| The problem |
Scan the material for "text". Copy every line it appears in.

| Exercise inputs |
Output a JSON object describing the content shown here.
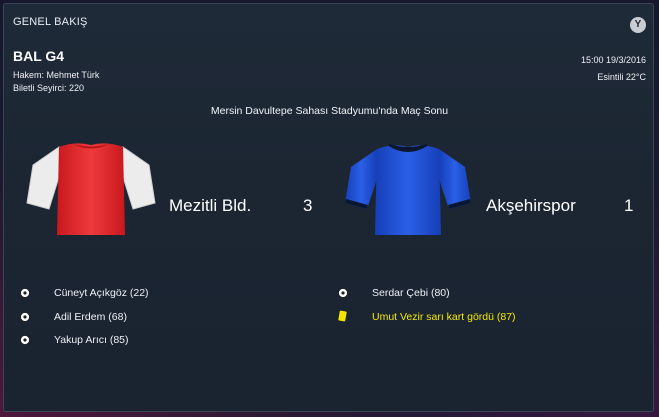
{
  "panel": {
    "title": "GENEL BAKIŞ",
    "close_label": "Y"
  },
  "match": {
    "competition": "BAL G4",
    "referee": "Hakem: Mehmet Türk",
    "attendance": "Biletli Seyirci: 220",
    "datetime": "15:00 19/3/2016",
    "weather": "Esintili 22°C",
    "venue": "Mersin Davultepe Sahası Stadyumu'nda Maç Sonu"
  },
  "home": {
    "name": "Mezitli Bld.",
    "score": "3",
    "kit_body_color": "#e42d32",
    "kit_sleeve_color": "#f1f1f1",
    "events": [
      {
        "icon": "football-icon",
        "text": "Cüneyt Açıkgöz (22)"
      },
      {
        "icon": "football-icon",
        "text": "Adil Erdem (68)"
      },
      {
        "icon": "football-icon",
        "text": "Yakup Arıcı (85)"
      }
    ]
  },
  "away": {
    "name": "Akşehirspor",
    "score": "1",
    "kit_body_color": "#1f4fd8",
    "kit_trim_color": "#0b1630",
    "events": [
      {
        "icon": "football-icon",
        "text": "Serdar Çebi (80)"
      },
      {
        "icon": "yellow-card-icon",
        "text": "Umut Vezir sarı kart gördü (87)"
      }
    ]
  }
}
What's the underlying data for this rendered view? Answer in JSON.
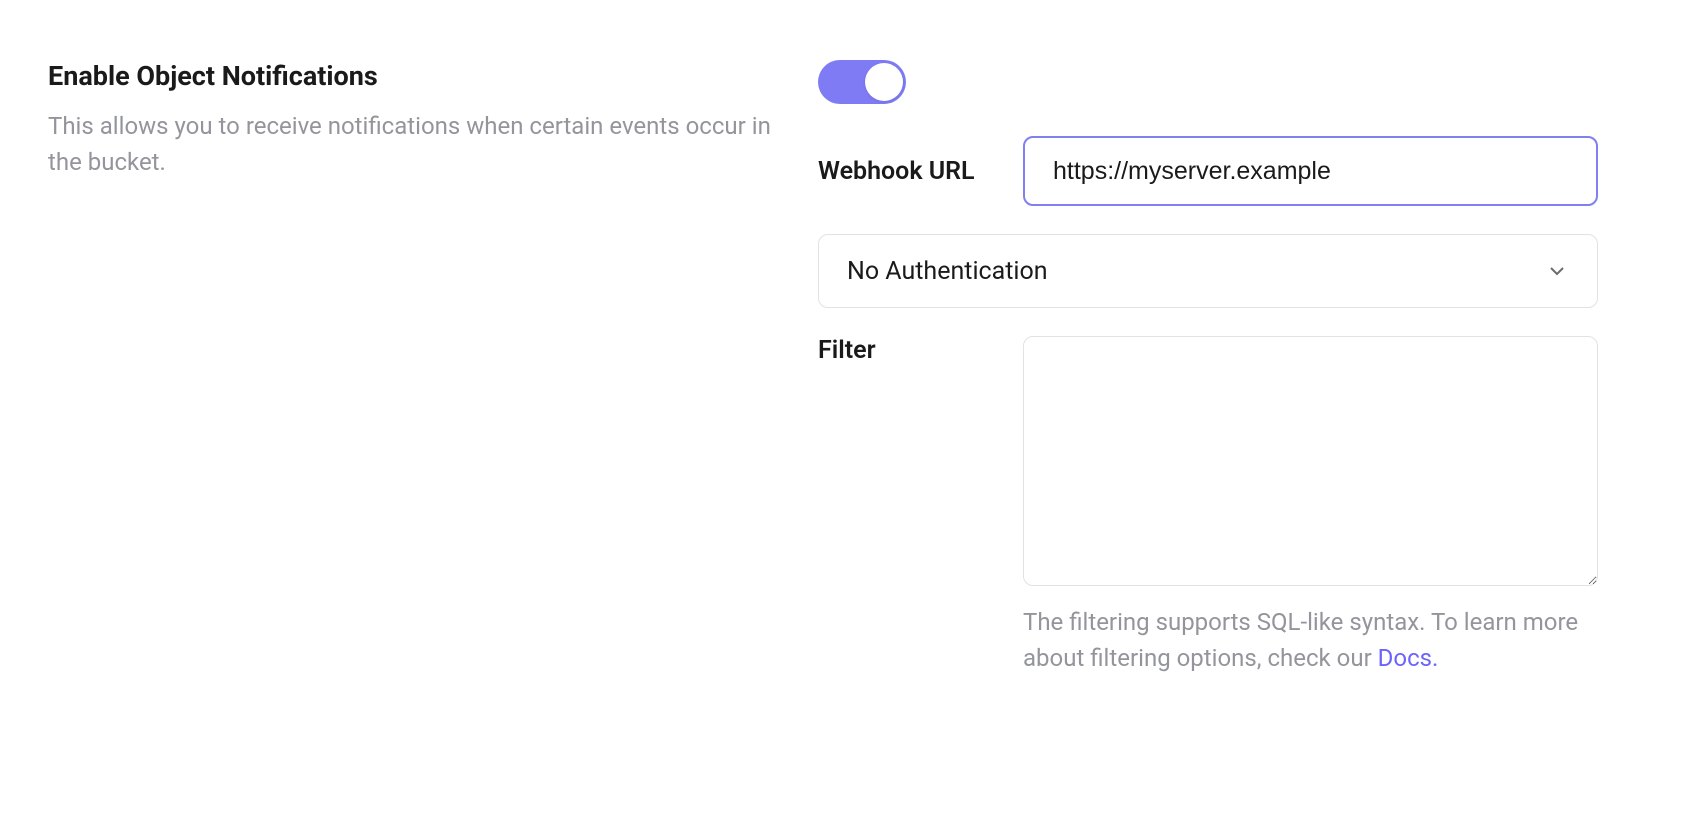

| Task result |
        "text": "Cüneyt Açıkgöz (22)"
        "text": "Adil Erdem (68)"
        "text": "Yakup Arıcı (85)"
        "text": "Serdar Çebi (80)"
        "text": "Umut Vezir sarı kart gördü (87)"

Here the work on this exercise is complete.